Join us for a fun new way to support Cahokia Mounds! The Museum Society is hosting a fundraiser at Painting with a Twist, 3760 Green Mt. Crossing Dr., Shiloh, IL on January 14, from 1-4 pm. The fee is $35. All supplies are provided and their artist will guide the instruction step-by-step so there is no need for experience! Children 7 and up are welcome to register. Painting with a Twist will donate HALF of all registrations to Cahokia Mounds! You will be painting your very own winter scene and supporting cultural preservation and interpretation. There are only 45 available spots in the studio so join us on January 14 and paint with a PURPOSE! Register by going to www.paintingwithatwist.com/shiloh/.
Linda T. from Shannon, IL won the raffle for the Cahokia Mounds T-Shirt Quilt. Congratulations to Linda who traveled from the northern edge of Illinois to Cahokia Mounds to visit the site! We appreciate your support!
We offer a great Groupon offer to visit Cahokia Mounds! There are two offers; one is for 2 iPod tours plus a souvenir guide book and tote for $10, and the other is for 4 iPod tours plus souvenir guide book and tote for $13. These offers are transferable, and we will honor them after the expiration date. We have sold over 1300 of these offers and have a 94% positive feedback rating on the offer. Simply go to Groupon.com and search for ‘Cahokia Mounds’ to get yours! It’s a great way to experience the site and includes outdoor audio tours to augment the Interpretive Center Gallery.
Cahokia Mounds State Historic Site receives “Get to know m.e.” bench.

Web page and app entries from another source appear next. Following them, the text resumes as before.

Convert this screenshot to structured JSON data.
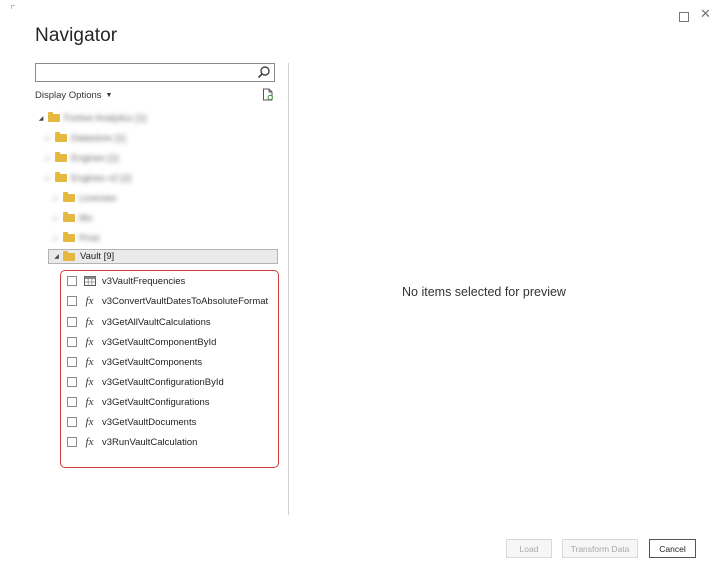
{
  "window": {
    "title": "Navigator",
    "maximize_icon": "maximize-icon",
    "close_glyph": "✕"
  },
  "search": {
    "value": "",
    "placeholder": "",
    "icon": "search-icon"
  },
  "display_options": {
    "label": "Display Options",
    "caret": "▼"
  },
  "tree": {
    "root_label": "Fortive Analytics [1]",
    "items": [
      {
        "label": "Datastore [1]"
      },
      {
        "label": "Engines [1]"
      },
      {
        "label": "Engines v2 [2]"
      },
      {
        "label": "Licenses"
      },
      {
        "label": "Mo"
      },
      {
        "label": "Prod"
      }
    ],
    "vault": {
      "label": "Vault [9]",
      "children": [
        {
          "label": "v3VaultFrequencies",
          "icon": "table-icon"
        },
        {
          "label": "v3ConvertVaultDatesToAbsoluteFormat",
          "icon": "fx-icon"
        },
        {
          "label": "v3GetAllVaultCalculations",
          "icon": "fx-icon"
        },
        {
          "label": "v3GetVaultComponentById",
          "icon": "fx-icon"
        },
        {
          "label": "v3GetVaultComponents",
          "icon": "fx-icon"
        },
        {
          "label": "v3GetVaultConfigurationById",
          "icon": "fx-icon"
        },
        {
          "label": "v3GetVaultConfigurations",
          "icon": "fx-icon"
        },
        {
          "label": "v3GetVaultDocuments",
          "icon": "fx-icon"
        },
        {
          "label": "v3RunVaultCalculation",
          "icon": "fx-icon"
        }
      ]
    },
    "fx_glyph": "fx",
    "expanded_glyph": "◢",
    "collapsed_glyph": "▷"
  },
  "preview": {
    "empty_message": "No items selected for preview"
  },
  "footer": {
    "load_label": "Load",
    "transform_label": "Transform Data",
    "cancel_label": "Cancel"
  },
  "colors": {
    "highlight_border": "#d23c3c",
    "folder": "#e5b93f",
    "disabled_text": "#a8a8a8"
  }
}
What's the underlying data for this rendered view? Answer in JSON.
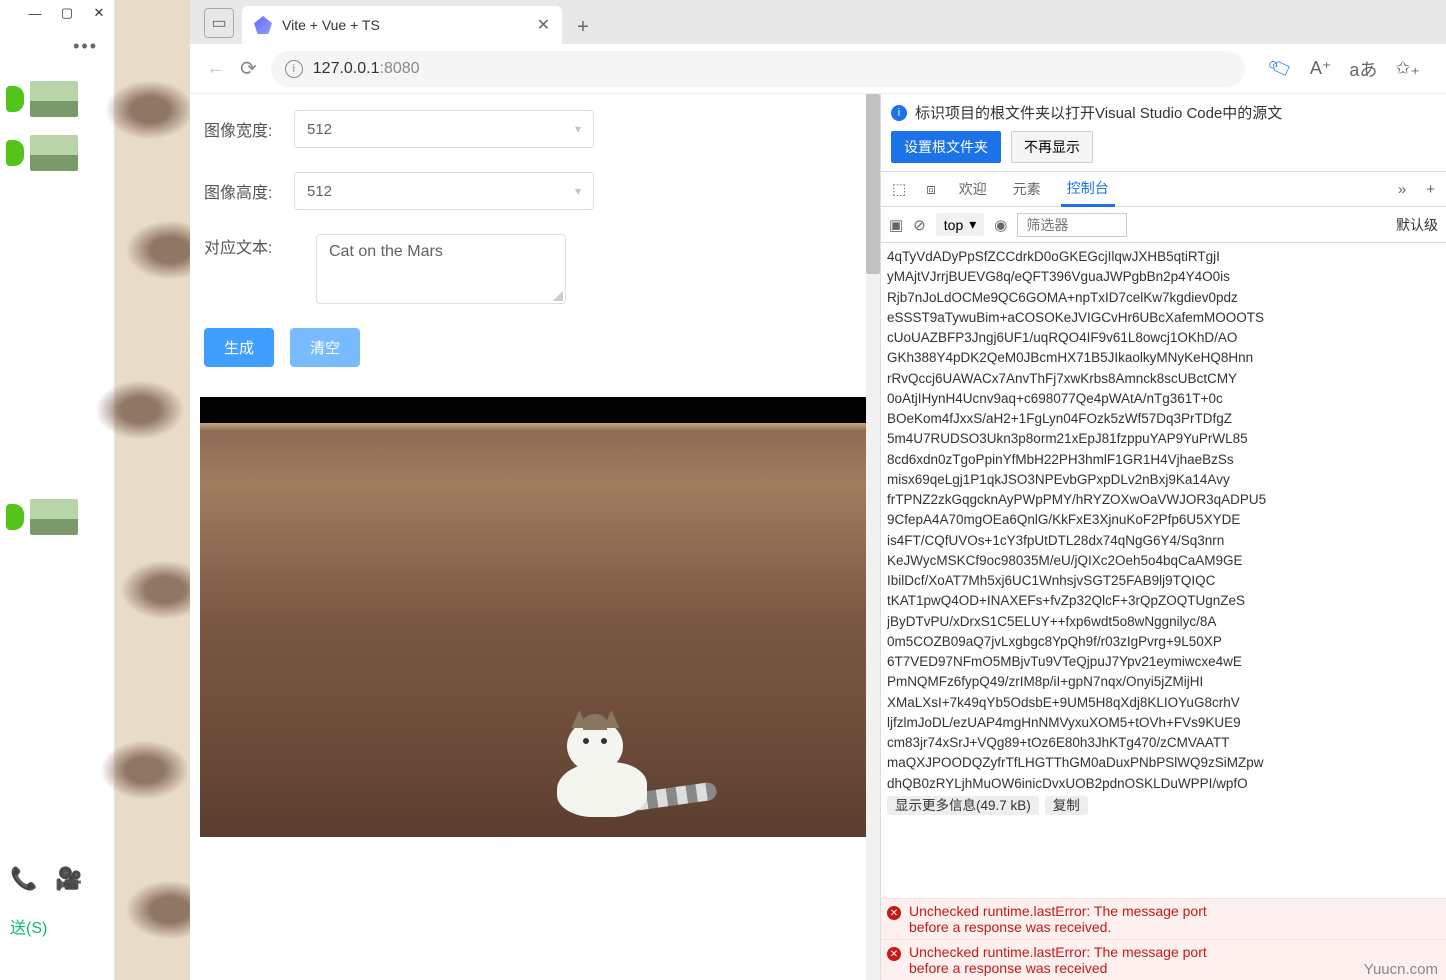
{
  "leftPanel": {
    "dotsMenu": "•••",
    "sendBtn": "送(S)"
  },
  "browser": {
    "tabTitle": "Vite + Vue + TS",
    "urlHost": "127.0.0.1",
    "urlPort": ":8080"
  },
  "form": {
    "widthLabel": "图像宽度:",
    "widthValue": "512",
    "heightLabel": "图像高度:",
    "heightValue": "512",
    "textLabel": "对应文本:",
    "textValue": "Cat on the Mars",
    "generateBtn": "生成",
    "clearBtn": "清空"
  },
  "devtools": {
    "bannerText": "标识项目的根文件夹以打开Visual Studio Code中的源文",
    "setRootBtn": "设置根文件夹",
    "dismissBtn": "不再显示",
    "tabs": {
      "welcome": "欢迎",
      "elements": "元素",
      "console": "控制台"
    },
    "context": "top",
    "filterPlaceholder": "筛选器",
    "levelLabel": "默认级",
    "consoleLines": [
      "4qTyVdADyPpSfZCCdrkD0oGKEGcjIlqwJXHB5qtiRTgjI",
      "yMAjtVJrrjBUEVG8q/eQFT396VguaJWPgbBn2p4Y4O0is",
      "Rjb7nJoLdOCMe9QC6GOMA+npTxID7celKw7kgdiev0pdz",
      "eSSST9aTywuBim+aCOSOKeJVIGCvHr6UBcXafemMOOOTS",
      "cUoUAZBFP3Jngj6UF1/uqRQO4IF9v61L8owcj1OKhD/AO",
      "GKh388Y4pDK2QeM0JBcmHX71B5JIkaolkyMNyKeHQ8Hnn",
      "rRvQccj6UAWACx7AnvThFj7xwKrbs8Amnck8scUBctCMY",
      "0oAtjIHynH4Ucnv9aq+c698077Qe4pWAtA/nTg361T+0c",
      "BOeKom4fJxxS/aH2+1FgLyn04FOzk5zWf57Dq3PrTDfgZ",
      "5m4U7RUDSO3Ukn3p8orm21xEpJ81fzppuYAP9YuPrWL85",
      "8cd6xdn0zTgoPpinYfMbH22PH3hmlF1GR1H4VjhaeBzSs",
      "misx69qeLgj1P1qkJSO3NPEvbGPxpDLv2nBxj9Ka14Avy",
      "frTPNZ2zkGqgcknAyPWpPMY/hRYZOXwOaVWJOR3qADPU5",
      "9CfepA4A70mgOEa6QnlG/KkFxE3XjnuKoF2Pfp6U5XYDE",
      "is4FT/CQfUVOs+1cY3fpUtDTL28dx74qNgG6Y4/Sq3nrn",
      "KeJWycMSKCf9oc98035M/eU/jQIXc2Oeh5o4bqCaAM9GE",
      "IbilDcf/XoAT7Mh5xj6UC1WnhsjvSGT25FAB9lj9TQIQC",
      "tKAT1pwQ4OD+INAXEFs+fvZp32QlcF+3rQpZOQTUgnZeS",
      "jByDTvPU/xDrxS1C5ELUY++fxp6wdt5o8wNggnilyc/8A",
      "0m5COZB09aQ7jvLxgbgc8YpQh9f/r03zIgPvrg+9L50XP",
      "6T7VED97NFmO5MBjvTu9VTeQjpuJ7Ypv21eymiwcxe4wE",
      "PmNQMFz6fypQ49/zrIM8p/iI+gpN7nqx/Onyi5jZMijHI",
      "XMaLXsI+7k49qYb5OdsbE+9UM5H8qXdj8KLIOYuG8crhV",
      "ljfzlmJoDL/ezUAP4mgHnNMVyxuXOM5+tOVh+FVs9KUE9",
      "cm83jr74xSrJ+VQg89+tOz6E80h3JhKTg470/zCMVAATT",
      "maQXJPOODQZyfrTfLHGTThGM0aDuxPNbPSlWQ9zSiMZpw",
      "dhQB0zRYLjhMuOW6inicDvxUOB2pdnOSKLDuWPPI/wpfO"
    ],
    "showMore": "显示更多信息(49.7 kB)",
    "copy": "复制",
    "error1": "Unchecked runtime.lastError: The message port\nbefore a response was received.",
    "error2": "Unchecked runtime.lastError: The message port\nbefore a response was received"
  },
  "watermark": "Yuucn.com"
}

Created by the 2015 “Get to know m.e.” campaign, the regional image campaign that celebrates why people love living and working in the Metro-East. Thirty-nine blue steel benches were donated to area public places complimentary of the campaign. Parks, town squares, historical sites, bike trails, and scenic views are now locations of the Metro-East celebratory benches.
Cahokia Mounds Museum Society and Unity Yoga & Wellness are partnering to offer a group yoga event at sunset on May 29, 2018. This will begin at 7 pm and end at 8:30. Park in the main lot and walk behind the Interpretive Center. Bring your mat, water, and a lantern or flashlight. There will be no services or facilities during this event as the Interpretive Center will be closed at this time. This will be for donation only and the funds raised will benefit Cahokia Mounds. We will have 60 souvenir beaded bracelets available for any donations of $10 or over. Celebrate the Flower Moon and enjoy some outdoor movement while benefitting Cahokia Mounds. The activity will be for all fitness levels. For more information, call Lori at 618-344-7316 or Timi at 618-624.1900.
Over 30 Native American artists and vendors display Native American arts and crafts for sale. Many different tribal affiliations and media will be represented. Items include; jewelry, clothing items, paintings, sculptures and others. This is a free event to attend. Market begins at noon on Friday the 27th, Saturday and Sunday from 9-5.